One determined bidder – with the lucky paddle #888 – purchased lot 1125 (above) for a hammer price of $80,000 ($99,750 with the buyer’s premium). The bidder came back a few minutes later and pushed the price on lot 1137 (below) from an estimate of $60,000-80,000 to a hammer price of $550,000 ($663,750 with the buyer’s premium).
And late in the sale, the bidder with paddle #888 purchased lot 1192 (below).
According to the lot notes: “Only one other Qianlong-marked vase of this rare combination of shape and decoration appears to have been published … [and is now] in the collection of the Ashmolean Museum, Oxford, England.”
The remaining lots are from various collections.
According to the lot notes: “Vessels of this unusual addorsed owl form appear to have been made primarily during the Shang dynasty, and are of two different types; those covered all over with dense decoration and those of more austere, simplified design, exemplified by the present magnificent example.”
The second, plain group, which includes the present you, shares the same basic form, but has a smooth surface decorated only with simplified wings and facial details cast in crisp relief creating an elegance of form devoid of unnecessary distractions.
The closest comparable you to the present vessel appears to be one of approximately the same size (25 cm. high) in the Hubei Yingcheng Wenhuaguan which is illustrated in Zhongguo Qingtongqi Quanji – 4 – Shang(4), Beijing, 1998, p. 152, no. 156. Like the present you, the heads of the owls on the Hubei Yingcheng example exhibit unusual ‘eyebrows’ with a combed, hair-like texture. Another unusual feature of the present vessel is the inclusion of the pair of confronted dragons behind the owl heads, rather than the more usual C-shaped horns that appear on most of the other published examples. A smaller (18.5 cm. high), but other otherwise very similar you to the present vessel and the Hubei Yingcheng example, but lacking the ‘eyebrows’, as well as the pair of confronted dragons behind the owl heads, is in the Shanghai Museum and illustrated ibid., no. 157.
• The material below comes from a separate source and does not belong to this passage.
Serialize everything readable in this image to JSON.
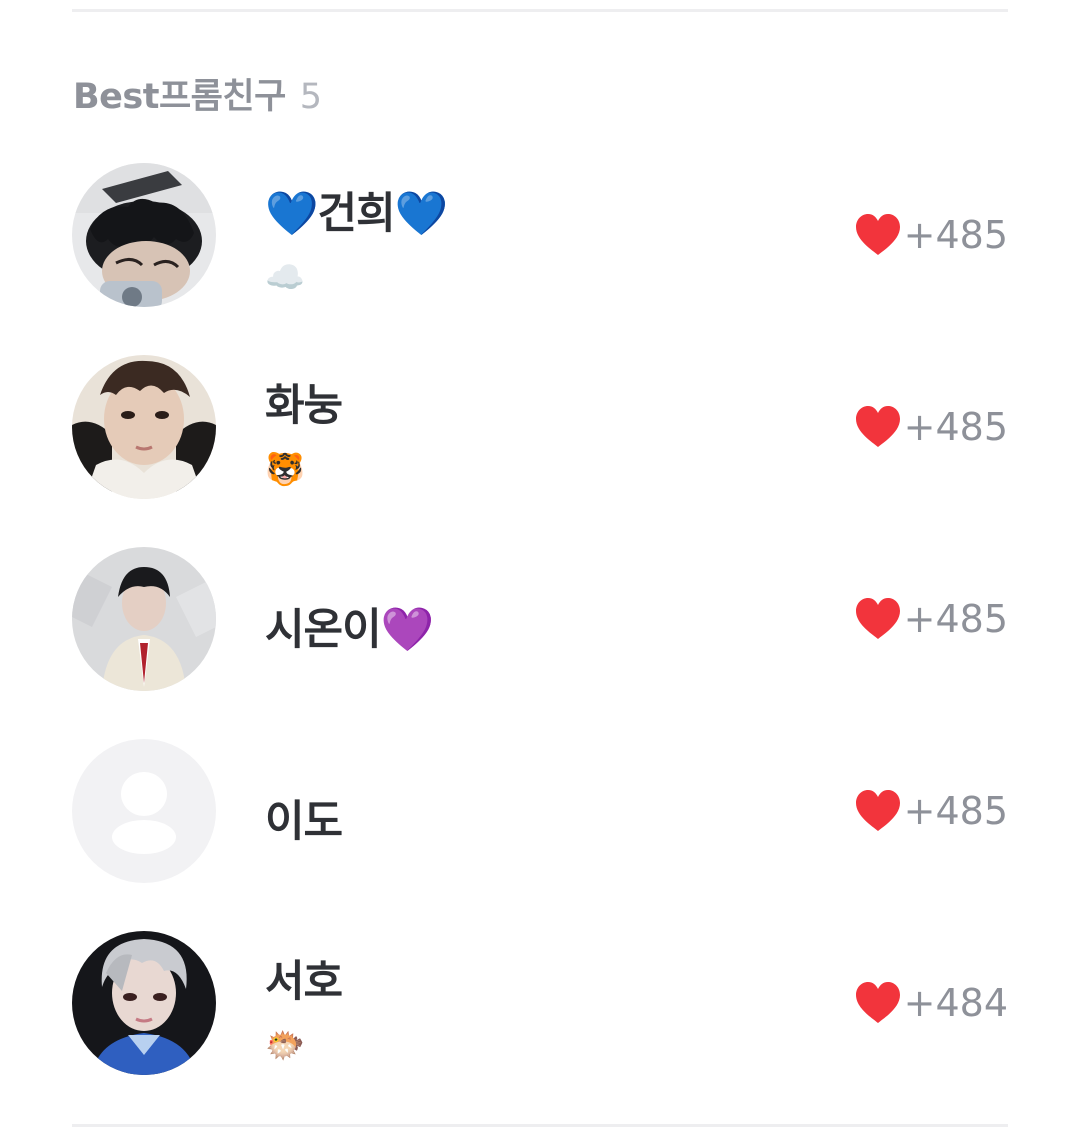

According to the lot notes:
Lavishly decorated bells, such as the present example, were an important component of larger ceremonial functions within Shang and Zhou dynasty ritual culture. Signifiers of wealth and power, bronze bells served as markers of cultural sophistication and erudition. Archaeological excavations have found sets of bells placed within elaborate burial chambers accompanying prominent figures. Sumptuary laws determined the number of bells alotted to the deceased.
Unlike the suspending zhong bells from the tomb of the Marquis Yi of Zeng, nao bells, such as the present bell, would have been mounted on the tubular shank with its mouth open to the player.
Here’s a portion of the lot notes:
[T]he origins of the dou shape can be traced back to shallow ceramic tazza of the Longshan culture in the late Neolithic period. The ceramic form continued to be used throughout the Shang and Zhou periods, but in the Western Zhou period attempts were made to give the modest ceramic form a more ornamental appearance by fashioning it from lacquer over a wood core or casting it in bronze. Early in the Eastern Zhou period the dou shape acquired a lid, and by the sixth century BC it had acquired lug handles on the bowl.